The recently-revised interest rates on small savings schemes come into effect from today. Sharing information through Twitter, the Ministry of Finance explained how various schemes will now fetch up to 40 basis points, or 0.4%, more during the current (October-December) quarter. Significantly, this brings the small savings schemes at par with the deposit rates offered by banks.
Here's a closer look at the various savings options at your disposal and how they currently compare:
Public Provident Fund (PPF)
This popular tax saving product will now fetch 8% per annum from 7.6% previously. PPFs not only promise tax benefits under Section 80C of the Income Tax Act but also tax-exempted maturity amounts. According to The Financial Express, if an investor is in the 30% tax bracket, the returns from PPF would be around 10.4% a year after the new rates become effective from October 1.
All resident Indians can open a PPF account, even a second one in the name of minors, but the collective investment limit is capped at Rs 1.5 lakh. The PPF account matures after 15 years and can be renewed every five years.
National Saving Certificate
This fixed income investment scheme, a Government of India initiative, has also become more attractive after the latest hike, offering 8% annual return. According to online tax filing platform ClearTax, the savings bond can be bought at any post office and comes with two fixed maturity periods - 5 years and 10 years. There is no maximum limit on the purchase of NSCs, but investments of up to Rs 1.5 lakh in the scheme can earn a tax break under Section 80C. However, the returns are taxable.
Other small savings schemes
As Business Today has previously pointed out, the second highest interest rate is now being paid for Sukanya Samriddhi Account Scheme, which is meant for saving by parents for their girl child. This scheme will earn an interest rate of 8.5% per annum against the existing interest rate of 8.1%. The saving under this scheme is also eligible for tax deduction under Section 80C.
Kisan Vikas Patra (KVP), an instrument that doubles the investment in a given tenure, also witnessed rise in interest rate to 7.7% per annum, which means money invested it will now get doubled 6 months sooner.
Although the rate hike will tempt risk-averse investors, one should wait for a few more months before locking in money for longer-term deposits. That's because the interest rates are likely to rise further.
How does the above compare with fixed deposits?
After the latest hike, interest rates of the above mentioned instruments are now at par, or perhaps even better, than the FD rates offered by the banks. So if you are planning to park your money somewhere, do a careful rate comparison first.

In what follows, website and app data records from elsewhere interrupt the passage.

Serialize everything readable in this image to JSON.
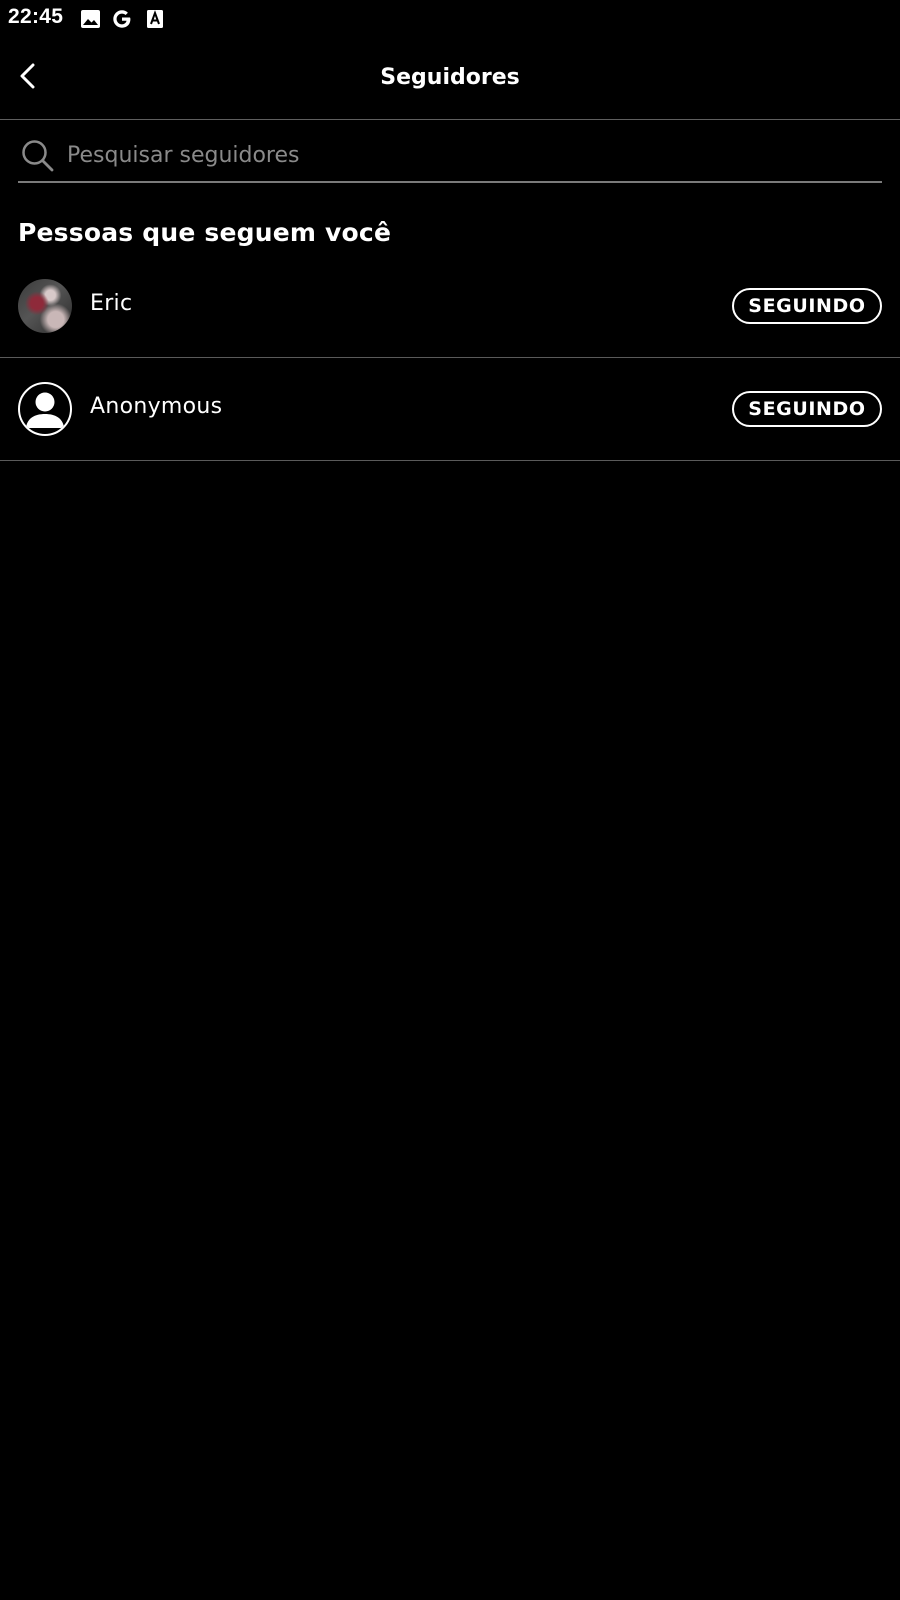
{
  "status_bar": {
    "time": "22:45",
    "icons": [
      "image-icon",
      "google-icon",
      "font-a-icon"
    ]
  },
  "header": {
    "title": "Seguidores",
    "back_icon": "chevron-left-icon"
  },
  "search": {
    "placeholder": "Pesquisar seguidores",
    "value": "",
    "icon": "search-icon"
  },
  "section": {
    "heading": "Pessoas que seguem você"
  },
  "followers": [
    {
      "name": "Eric",
      "button_label": "SEGUINDO",
      "avatar": "photo"
    },
    {
      "name": "Anonymous",
      "button_label": "SEGUINDO",
      "avatar": "default-user-icon"
    }
  ],
  "colors": {
    "background": "#000000",
    "text": "#ffffff",
    "placeholder": "#8a8a8a",
    "divider": "#5a5a5a"
  }
}
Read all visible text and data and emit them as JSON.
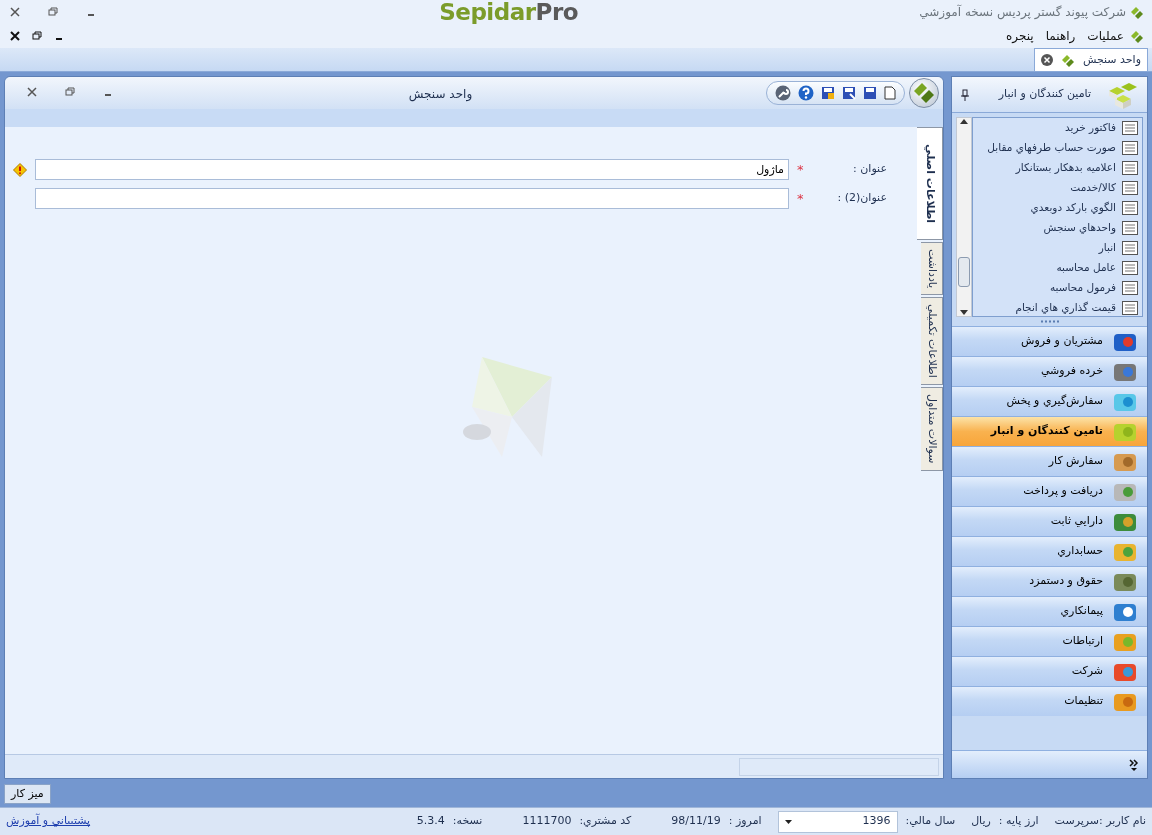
{
  "title_bar": {
    "company": "شرکت پیوند گستر پردیس نسخه آموزشي",
    "logo_main": "Sepidar",
    "logo_suffix": "Pro"
  },
  "menu": [
    {
      "label": "عمليات"
    },
    {
      "label": "راهنما"
    },
    {
      "label": "پنجره"
    }
  ],
  "document_tabs": [
    {
      "label": "واحد سنجش",
      "selected": true
    }
  ],
  "form_window": {
    "title": "واحد سنجش",
    "fields": [
      {
        "label": "عنوان :",
        "required_mark": "*",
        "value": "ماژول",
        "warning": true
      },
      {
        "label": "عنوان(2) :",
        "required_mark": "*",
        "warning": false
      }
    ],
    "side_tabs": [
      {
        "label": "اطلاعات اصلي",
        "selected": true
      },
      {
        "label": "يادداشت",
        "selected": false
      },
      {
        "label": "اطلاعات تكميلي",
        "selected": false
      },
      {
        "label": "سوالات متداول",
        "selected": false
      }
    ]
  },
  "navigator": {
    "title": "تامين کنندگان و انبار",
    "items": [
      {
        "label": "فاكتور خريد"
      },
      {
        "label": "صورت حساب طرفهاي مقابل"
      },
      {
        "label": "اعلاميه بدهكار بستانكار"
      },
      {
        "label": "كالا/خدمت"
      },
      {
        "label": "الگوي باركد دوبعدي"
      },
      {
        "label": "واحدهاي سنجش"
      },
      {
        "label": "انبار"
      },
      {
        "label": "عامل محاسبه"
      },
      {
        "label": "فرمول محاسبه"
      },
      {
        "label": "قيمت گذاري هاي انجام"
      }
    ],
    "modules": [
      {
        "label": "مشتريان و فروش",
        "selected": false
      },
      {
        "label": "خرده فروشي",
        "selected": false
      },
      {
        "label": "سفارش‌گيري و پخش",
        "selected": false
      },
      {
        "label": "تامين کنندگان و انبار",
        "selected": true
      },
      {
        "label": "سفارش كار",
        "selected": false
      },
      {
        "label": "دريافت و پرداخت",
        "selected": false
      },
      {
        "label": "دارايي ثابت",
        "selected": false
      },
      {
        "label": "حسابداري",
        "selected": false
      },
      {
        "label": "حقوق و دستمزد",
        "selected": false
      },
      {
        "label": "پيمانكاري",
        "selected": false
      },
      {
        "label": "ارتباطات",
        "selected": false
      },
      {
        "label": "شركت",
        "selected": false
      },
      {
        "label": "تنظيمات",
        "selected": false
      }
    ]
  },
  "taskbar": {
    "button": "ميز كار"
  },
  "status_bar": {
    "user": "نام كاربر :سرپرست",
    "currency_label": "ارز پايه :",
    "currency": "ريال",
    "fiscal_year_label": "سال مالي:",
    "fiscal_year": "1396",
    "today_label": "امروز :",
    "today": "98/11/19",
    "customer_code_label": "كد مشتري:",
    "customer_code": "1111700",
    "version_label": "نسخه:",
    "version": "5.3.4",
    "support_link": "پشتيباني و آموزش"
  }
}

However, that's not to say that you should write off FDs entirely for the moment. Banks have been increasing their deposit rates in recent times in order to mop up funds as deposit growth remained at 5% in the last fiscal, while credit growth was double that figure. In fact, FY18 deposit growth in the banking system was the slowest in five decades courtesy the decline in fixed deposit rates following cuts in RBI policy rates. So in recent times, several banks have increased interest rates on fixed deposits of various maturities.
For instance, in July, the country's largest lender State Bank of India had made its retail deposits - those below Rs 1 crore - across longer maturity baskets more attractive by 5-10 basis points. It is currently offering 6.7% interest on deposits of one year to less than 2 years. Post-tax, the returns will be 5.3% assuming the depositor is in the 20.6% tax bracket. For the same tenure, HDFC Bank is offering 7.25%, while ICICI Bank and Bank of Baroda give 6.75%.
Keep an eye out for company fixed deposits
Companies are also offering higher rates for their deposits to garner savings. Moreover, the deposits of top-rated firms are much in demand because of volatile equity markets. For instance, pressure cooker manufacturer Hawkins Cookers is offering 10.75% on 36-month deposits and 10.25% on 12-month deposits.
The high-credit-quality MAA rating assigned by ICRA indicates that the unsecured deposit programme carries low-credit risks. MAA is a high-quality rating, which falls on ICRA's medium-term rating scale and is used only for public deposits. The minimum amount one can invest in this scheme is reportedly Rs 25,000.However, do note that while company FDs give better returns than bank FDs, but they are comparatively riskier. Hence, only those with moderate risk appetite should look into this option since these FDs are not considered secure lending. So experts suggest investing less than 20% of your corpus for fixed income investments in this option. Also keep in mind that the interest earned from company fixed deposits is fully taxable.